HR 3 proposes targeting for negotiation those drugs that consume a large share of the healthcare budget and that have limited biosimilar or generic competition. Writing in a perspective article in The New England Journal of Medicine, Peter B. Bach, MD, MAAP, a noted critic of high drug prices, proposed a different set of targets.
HR 3, the drug pricing plan put forth by House Democrats, has put the possibility of drug price negotiation for products in Medicare Part D and Part B at the center of the conversation about how best to bring down the skyrocketing cost of prescription drugs in the United States.
HR 3 proposes targeting for negotiation those drugs that consume a large share of the healthcare budget and that have limited biosimilar or generic competition. Writing in a perspective article in The New England Journal of Medicine, Peter B. Bach, MD, MAAP, a noted critic of high drug prices, proposed a different set of targets: drugs that do not carry enough evidence to support full approval and are therefore authorized on a conditional basis and those that are older, high-cost products that are late in their life cycles.1
These products, which Bach terms “too little” and “too late” drugs, respectively, hold monopolies that “are unjustified by the current incentive framework for innovation.”
With respect to the “too little” drug category, Bach points to drugs like eteplirsen, which treats Duchenne muscular dystrophy and costs approximately $1 million per patient per year, and which was granted a conditional approval by the FDA, but for which required follow-up studies have lagged behind schedule. Medicare’s current inability to negotiate prices for such drugs, says Bach, is detrimental, as drug makers have little incentive to complete development.
Among the “too late” drugs, Bach says that pay-for-delay tactics and patent thicketing have created a market in which drug makers have effectively forestalled generic and biosimilar competition. Drug price negotiation for these products could result in substantial savings, which Bach illustrated through an analysis of top-selling drugs.
Working from the assumption that current US average prices (derived from Part B prices in the first quarter of 2019) could be negotiated down to the level paid in the United Kingdom (derived from UK data sources) for each product, Bach found that the United States could reap close to $26 billion in savings, in 2019 alone, for these older drugs.

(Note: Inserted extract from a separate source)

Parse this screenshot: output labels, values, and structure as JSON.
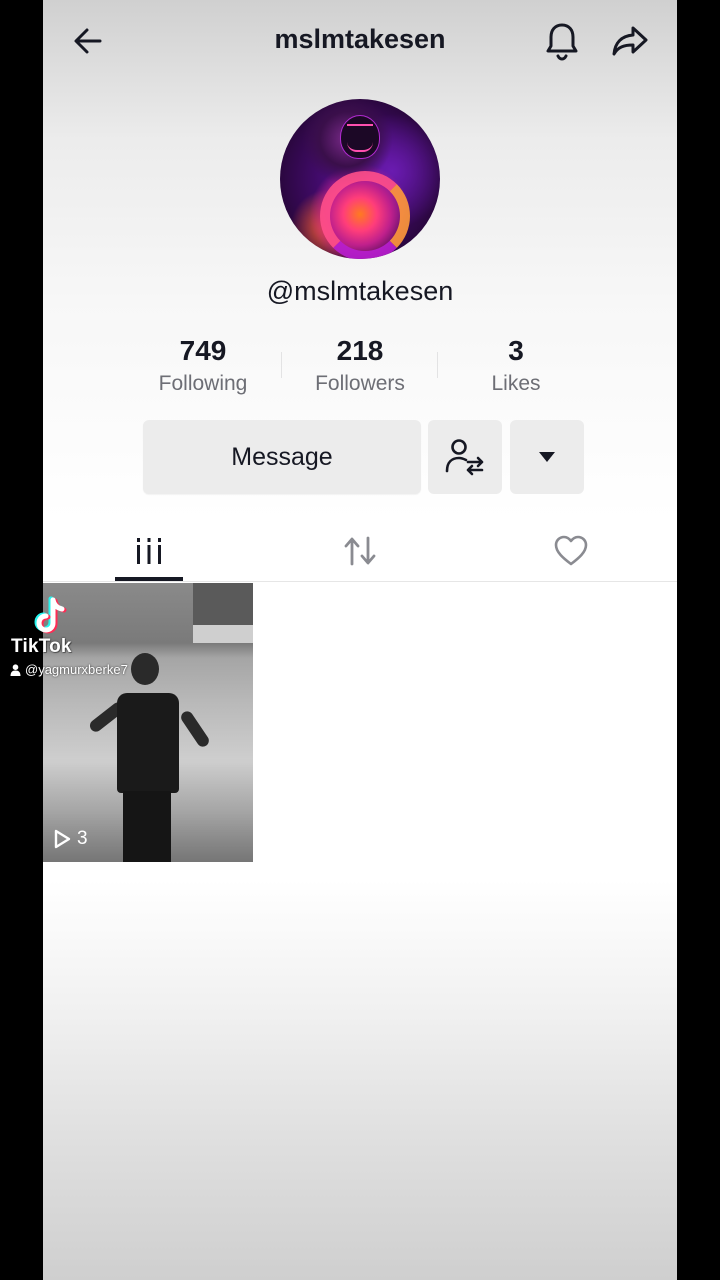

Those savings would include more than $9 billion from adalimumab (Humira), more than $3 billion from etanercept (Enbrel), nearly $3 billion from rituximab (Rituxan), and more than $2 billion for pegfilgrastim (Neulasta), among others.
Bach points out that negotiating prices for these drugs would bring the United States in line with other high-income countries in terms of drug pricing policy, though it would represent “a sea change” for drug makers, with whom drug price negotiation is unlikely to be popular.
In previous proposals, Bach, along with a team of coauthors, has argued that biosimilar competition has proven to be an inefficient way to achieve lower prices for biologic therapies.2 According to the group’s argument, US policy makers should require innovator biologic makers to reduce prices after a period of market exclusivity instead of continuing to promote biosimilar competition.
That proposal resulted in a flurry of responses from economists and from former FDA Commissioner Scott Gottlieb, MD, who argued that Congress could instead make straightforward changes to better promote biosimilar competition as a means to rein in costs.
1. Bach PB. Which drug prices should Medicare negotiate? A “too little” or “too late” approach [published online November 28, 2019]. NEJM. doi: 10.1056/NEJMp1912736.
2. Atteberry P, Bach PB, Ohn JA, Trusheim M. Biologics are natural monopolies (part 1): why biosimilars do not create effective competition [published online April 15, 2019]. Health Aff (Millwood). doi: 10.1377/hblog20190405.396631.